Since returning home much of my spare time has been spent on preparations for GippsTech 2010, to occur over the weekend of 10 and 11 July. The printed Proceedings document had been sent to the printer prior to the AGM weekend, but I still needed to organise the electronic (colour) version, which was finally finished (I hope) over the Queen’s Birthday weekend (even though I had to work today – the “holiday” Monday in several states).I look forward to catching up with all attending GippsTech, and perhaps a few others at the Gippsland Gate ARC hamfest the following weekend.
Remember – keep your ears alert for an opportunity to work the VK100WIA station and to work towards the Centenary Award.
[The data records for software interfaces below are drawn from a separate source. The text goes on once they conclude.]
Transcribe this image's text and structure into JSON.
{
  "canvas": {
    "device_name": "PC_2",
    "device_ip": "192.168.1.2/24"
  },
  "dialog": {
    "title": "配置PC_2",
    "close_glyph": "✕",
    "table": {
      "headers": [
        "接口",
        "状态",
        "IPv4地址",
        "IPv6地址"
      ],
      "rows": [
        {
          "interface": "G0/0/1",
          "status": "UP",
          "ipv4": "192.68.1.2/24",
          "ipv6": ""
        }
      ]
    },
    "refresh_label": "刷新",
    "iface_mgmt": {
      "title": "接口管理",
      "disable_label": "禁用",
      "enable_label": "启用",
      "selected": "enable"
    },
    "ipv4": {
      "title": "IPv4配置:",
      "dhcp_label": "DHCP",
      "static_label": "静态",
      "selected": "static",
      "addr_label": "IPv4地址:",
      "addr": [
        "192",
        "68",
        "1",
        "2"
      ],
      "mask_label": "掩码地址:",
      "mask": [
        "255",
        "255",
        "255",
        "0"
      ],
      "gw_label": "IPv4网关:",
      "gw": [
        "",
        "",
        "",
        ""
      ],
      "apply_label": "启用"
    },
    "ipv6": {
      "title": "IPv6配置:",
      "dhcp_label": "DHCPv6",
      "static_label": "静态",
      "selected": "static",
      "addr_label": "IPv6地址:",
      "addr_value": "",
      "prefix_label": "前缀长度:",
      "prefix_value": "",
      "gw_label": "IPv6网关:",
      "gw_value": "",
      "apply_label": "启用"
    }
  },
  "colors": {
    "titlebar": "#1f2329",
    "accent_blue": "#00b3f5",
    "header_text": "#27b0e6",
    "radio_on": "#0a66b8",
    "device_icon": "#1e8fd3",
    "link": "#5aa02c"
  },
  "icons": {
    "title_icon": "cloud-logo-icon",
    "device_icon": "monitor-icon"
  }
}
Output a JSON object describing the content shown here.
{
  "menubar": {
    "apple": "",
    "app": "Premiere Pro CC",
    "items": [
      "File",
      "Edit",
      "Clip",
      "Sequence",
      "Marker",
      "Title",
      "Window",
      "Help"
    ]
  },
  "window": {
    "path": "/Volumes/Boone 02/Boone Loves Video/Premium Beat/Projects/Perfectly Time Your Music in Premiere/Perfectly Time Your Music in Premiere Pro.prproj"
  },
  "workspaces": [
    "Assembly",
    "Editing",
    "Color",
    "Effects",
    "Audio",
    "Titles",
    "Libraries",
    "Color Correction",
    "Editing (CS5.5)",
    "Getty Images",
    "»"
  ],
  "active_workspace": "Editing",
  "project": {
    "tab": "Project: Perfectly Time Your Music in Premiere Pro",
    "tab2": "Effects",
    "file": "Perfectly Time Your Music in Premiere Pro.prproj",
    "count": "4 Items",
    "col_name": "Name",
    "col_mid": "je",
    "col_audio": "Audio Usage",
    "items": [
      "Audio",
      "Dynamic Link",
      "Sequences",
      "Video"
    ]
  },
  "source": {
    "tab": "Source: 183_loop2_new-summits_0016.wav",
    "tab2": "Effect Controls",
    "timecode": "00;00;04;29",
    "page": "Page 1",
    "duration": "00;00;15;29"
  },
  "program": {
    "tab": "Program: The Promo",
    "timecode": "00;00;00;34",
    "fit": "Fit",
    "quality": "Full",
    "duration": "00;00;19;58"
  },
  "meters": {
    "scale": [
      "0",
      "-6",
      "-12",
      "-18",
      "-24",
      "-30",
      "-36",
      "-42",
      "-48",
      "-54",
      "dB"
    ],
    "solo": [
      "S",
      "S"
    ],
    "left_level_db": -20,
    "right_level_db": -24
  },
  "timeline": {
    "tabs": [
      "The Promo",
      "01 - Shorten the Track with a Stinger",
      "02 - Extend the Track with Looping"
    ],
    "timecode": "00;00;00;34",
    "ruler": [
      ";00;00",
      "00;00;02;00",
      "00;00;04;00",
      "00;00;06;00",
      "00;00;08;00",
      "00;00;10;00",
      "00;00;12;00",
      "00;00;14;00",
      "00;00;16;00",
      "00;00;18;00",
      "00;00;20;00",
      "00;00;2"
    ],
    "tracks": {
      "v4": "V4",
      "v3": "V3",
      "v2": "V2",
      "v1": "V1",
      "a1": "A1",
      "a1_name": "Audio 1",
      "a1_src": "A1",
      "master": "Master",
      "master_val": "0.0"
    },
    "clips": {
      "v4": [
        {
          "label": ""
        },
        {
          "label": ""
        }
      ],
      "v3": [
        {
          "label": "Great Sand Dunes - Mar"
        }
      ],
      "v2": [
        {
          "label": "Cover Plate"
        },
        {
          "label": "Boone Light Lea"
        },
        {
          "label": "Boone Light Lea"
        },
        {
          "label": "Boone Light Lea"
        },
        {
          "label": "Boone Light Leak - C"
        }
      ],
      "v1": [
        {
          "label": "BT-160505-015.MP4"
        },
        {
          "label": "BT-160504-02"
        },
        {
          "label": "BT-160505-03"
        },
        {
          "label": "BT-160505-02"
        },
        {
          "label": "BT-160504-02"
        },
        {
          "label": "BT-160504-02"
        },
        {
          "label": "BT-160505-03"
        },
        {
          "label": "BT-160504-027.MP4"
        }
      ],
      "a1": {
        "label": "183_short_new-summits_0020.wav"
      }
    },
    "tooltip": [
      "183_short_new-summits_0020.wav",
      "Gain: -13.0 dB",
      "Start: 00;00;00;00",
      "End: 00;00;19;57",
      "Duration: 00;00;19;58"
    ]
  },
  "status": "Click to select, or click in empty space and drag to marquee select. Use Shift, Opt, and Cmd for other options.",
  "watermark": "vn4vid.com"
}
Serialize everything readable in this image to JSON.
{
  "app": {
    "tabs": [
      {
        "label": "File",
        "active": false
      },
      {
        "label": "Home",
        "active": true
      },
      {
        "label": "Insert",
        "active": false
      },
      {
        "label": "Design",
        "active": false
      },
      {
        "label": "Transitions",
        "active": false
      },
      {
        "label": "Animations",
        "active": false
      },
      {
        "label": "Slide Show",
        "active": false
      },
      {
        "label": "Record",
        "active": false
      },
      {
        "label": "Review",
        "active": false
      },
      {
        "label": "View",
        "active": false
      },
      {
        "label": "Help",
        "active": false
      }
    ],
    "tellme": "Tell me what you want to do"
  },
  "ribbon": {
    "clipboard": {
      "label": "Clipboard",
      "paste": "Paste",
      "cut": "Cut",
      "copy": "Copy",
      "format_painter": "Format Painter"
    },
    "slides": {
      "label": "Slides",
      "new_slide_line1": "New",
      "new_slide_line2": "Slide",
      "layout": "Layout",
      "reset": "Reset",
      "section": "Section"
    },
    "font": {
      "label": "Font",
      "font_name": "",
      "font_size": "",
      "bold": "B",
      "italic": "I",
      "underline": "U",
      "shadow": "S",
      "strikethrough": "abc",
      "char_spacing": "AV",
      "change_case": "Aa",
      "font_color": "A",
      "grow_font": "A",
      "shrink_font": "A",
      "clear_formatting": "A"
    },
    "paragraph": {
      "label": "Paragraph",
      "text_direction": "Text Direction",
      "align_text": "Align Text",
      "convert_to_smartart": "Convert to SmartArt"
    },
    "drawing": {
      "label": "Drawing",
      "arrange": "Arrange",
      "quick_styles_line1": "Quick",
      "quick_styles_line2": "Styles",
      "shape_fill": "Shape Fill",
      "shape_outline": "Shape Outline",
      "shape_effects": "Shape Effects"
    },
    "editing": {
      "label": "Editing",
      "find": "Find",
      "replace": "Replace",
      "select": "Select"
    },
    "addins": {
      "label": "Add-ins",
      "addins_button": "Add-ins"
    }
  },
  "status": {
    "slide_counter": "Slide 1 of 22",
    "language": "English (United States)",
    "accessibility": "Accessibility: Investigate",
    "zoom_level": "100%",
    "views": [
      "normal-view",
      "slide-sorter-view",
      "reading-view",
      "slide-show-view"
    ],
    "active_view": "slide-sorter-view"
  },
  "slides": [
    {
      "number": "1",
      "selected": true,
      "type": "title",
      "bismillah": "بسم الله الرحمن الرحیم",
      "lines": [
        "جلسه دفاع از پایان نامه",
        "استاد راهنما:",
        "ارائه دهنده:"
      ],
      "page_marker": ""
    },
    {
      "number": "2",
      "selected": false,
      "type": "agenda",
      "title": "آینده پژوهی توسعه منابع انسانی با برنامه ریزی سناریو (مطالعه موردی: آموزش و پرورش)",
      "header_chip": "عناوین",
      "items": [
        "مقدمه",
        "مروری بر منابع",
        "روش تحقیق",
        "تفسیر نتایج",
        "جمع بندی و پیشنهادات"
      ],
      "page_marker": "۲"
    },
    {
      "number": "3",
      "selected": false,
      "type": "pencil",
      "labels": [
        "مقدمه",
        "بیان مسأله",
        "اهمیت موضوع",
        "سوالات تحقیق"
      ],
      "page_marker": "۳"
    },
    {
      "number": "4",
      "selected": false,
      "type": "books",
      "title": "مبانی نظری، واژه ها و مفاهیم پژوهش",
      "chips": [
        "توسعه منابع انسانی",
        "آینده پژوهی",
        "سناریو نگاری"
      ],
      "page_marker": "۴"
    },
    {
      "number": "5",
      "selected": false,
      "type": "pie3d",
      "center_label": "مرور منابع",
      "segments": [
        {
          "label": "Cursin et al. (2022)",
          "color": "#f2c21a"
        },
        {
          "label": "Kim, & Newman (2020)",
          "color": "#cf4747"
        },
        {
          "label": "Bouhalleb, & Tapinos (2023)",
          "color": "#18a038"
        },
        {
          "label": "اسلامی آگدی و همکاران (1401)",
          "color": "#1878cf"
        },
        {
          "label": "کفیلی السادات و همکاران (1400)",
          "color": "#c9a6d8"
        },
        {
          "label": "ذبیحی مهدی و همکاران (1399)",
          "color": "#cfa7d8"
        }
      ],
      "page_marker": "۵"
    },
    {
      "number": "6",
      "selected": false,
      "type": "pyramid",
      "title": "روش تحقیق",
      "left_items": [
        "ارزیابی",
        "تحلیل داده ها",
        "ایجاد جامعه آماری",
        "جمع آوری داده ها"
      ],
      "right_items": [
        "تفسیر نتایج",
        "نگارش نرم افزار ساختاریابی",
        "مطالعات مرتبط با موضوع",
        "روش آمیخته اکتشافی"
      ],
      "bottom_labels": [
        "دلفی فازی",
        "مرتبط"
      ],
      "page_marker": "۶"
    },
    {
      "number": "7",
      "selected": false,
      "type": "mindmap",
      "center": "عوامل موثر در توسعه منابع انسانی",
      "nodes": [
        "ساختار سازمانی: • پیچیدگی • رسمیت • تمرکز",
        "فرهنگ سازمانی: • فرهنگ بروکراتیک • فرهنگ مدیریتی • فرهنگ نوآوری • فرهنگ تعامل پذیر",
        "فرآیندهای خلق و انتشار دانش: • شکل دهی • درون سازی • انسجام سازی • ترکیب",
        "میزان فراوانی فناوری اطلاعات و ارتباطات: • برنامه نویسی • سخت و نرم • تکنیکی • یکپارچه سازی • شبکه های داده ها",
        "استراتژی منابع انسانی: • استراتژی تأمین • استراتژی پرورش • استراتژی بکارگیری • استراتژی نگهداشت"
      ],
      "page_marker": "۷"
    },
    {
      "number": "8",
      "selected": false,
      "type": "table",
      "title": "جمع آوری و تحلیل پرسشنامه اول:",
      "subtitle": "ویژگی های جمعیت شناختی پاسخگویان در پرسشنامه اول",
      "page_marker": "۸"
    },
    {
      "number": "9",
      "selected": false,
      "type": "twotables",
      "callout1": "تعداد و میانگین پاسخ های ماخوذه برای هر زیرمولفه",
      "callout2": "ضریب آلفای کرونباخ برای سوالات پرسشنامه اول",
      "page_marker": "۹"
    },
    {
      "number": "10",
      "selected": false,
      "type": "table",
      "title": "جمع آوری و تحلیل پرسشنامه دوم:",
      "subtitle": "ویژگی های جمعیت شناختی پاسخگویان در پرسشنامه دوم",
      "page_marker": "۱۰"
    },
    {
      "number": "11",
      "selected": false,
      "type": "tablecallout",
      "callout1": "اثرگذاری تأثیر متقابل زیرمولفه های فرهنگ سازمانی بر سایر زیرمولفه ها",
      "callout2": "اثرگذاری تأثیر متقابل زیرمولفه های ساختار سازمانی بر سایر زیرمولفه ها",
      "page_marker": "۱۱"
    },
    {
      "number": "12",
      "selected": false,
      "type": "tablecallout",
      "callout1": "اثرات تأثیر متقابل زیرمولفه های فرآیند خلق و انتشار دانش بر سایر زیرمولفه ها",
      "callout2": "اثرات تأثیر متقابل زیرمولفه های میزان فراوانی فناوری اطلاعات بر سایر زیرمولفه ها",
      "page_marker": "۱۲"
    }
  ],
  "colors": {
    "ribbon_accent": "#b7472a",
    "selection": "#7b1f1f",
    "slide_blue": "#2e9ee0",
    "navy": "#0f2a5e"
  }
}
And plan for the RD and ALARA Contests and the ILLW event in August.
Cheers, Peter VK3PF
Centenary Patron Dick Smith VK2DIK and WIA President Michael Owen VK3KI at Bowylie. Photo by Robert Broomhead VK3DN.
Table Of Contents
Centenary Year AGM and Convention Canberra 28-30 May
Centenary Year AGM and Convention
Awards announced at WIA AGM & Open Forum
ACMA praises WIA on its Centenary
A look right inside Black Mountain tower
A true blue character - the WIA Centenary Patron, Dick Smith VK2DIK Jim Linton VK3PC
Sundee arvo barbie at Dick and Pip’s Place Jim Linton VK3PC
NASA and ISS crew send centenary greetings Jim Linton VK3PC
Meanwhile, not in the convention room Marilyn Williams VK2JJW (XYL)
We were there, too. Early YLs Christine Taylor VK5CTY
Highly successful special callsign
Who were the Radio Inspectors? What did they do? Rob Gurr VK5RG
35 great years of ALARA Margaret Blight VK3FMAB
Travelling tales Jenny Wardrop VK5ANW
The First State of ALARA Christine Taylor VK5CTY
2010 WIA Grants Scheme
The WIA Centenary Committee Call for Articles
National Field Day
A hidden 40 metre X beam and other unusual antennas Ron Holmes VK5VH
A simple, effective RF speech processor Chas Gnaccarini VK3PY
Centenary Year AGM and Convention Canberra 28-30 May
In this issue we have a series of reports of activities held in Canberra in conjunction with the Centenary Annual General Meeting.
July marks the birthday of the Australian Ladies Amateur Radio Association. Several contributors tell us about recent activities as well giving as an overview of some ALARA history, linking to our overall theme of the history of amateur radio for this year.
A hidden 40 metre X beam and other unusual antennas
Ron Holmes VK5VH
Many amateurs have a problem in getting enough ‘antenna’ hardware in the air, given both the typical allotment size in general suburbia, and the difficulty in convincing authorities that ‘more’ antenna in the air is actually better, or even necessary.
The author had an additional issue to overcome, living in a unit where the rules generally prohibited any type of antenna structure and which, at the very least, promoted some lateral thinking in creating a workable, and effectively performing, hidden 40 metre antenna.
How this was achieved makes interesting reading.
A simple, effective RF speech processor
Chas Gnaccarini VK3PY
This is a short, to the point article on how to improve speech audio quality from many current transceivers, notably those operational in the VHF and UHF range, by the application of ‘some’ speech processing – the exercise carried out in this article, on two particular VHF radios, resulted in markedly improved audio out – and the theory is, essentially, applicable to a great many similar radios that may have a similar audio problem (or perhaps deficiency is a better word).
54 Cookson (Jackson Bros)
55 Hamak Electrical Industries
54 Radiowave Therapy Clinic
55 RF Tools
29, 55 TTS
IFC, 16 Vertex Standard (Yaesu)
Page Last Updated: Friday 2 July 2010 at 13:54 hours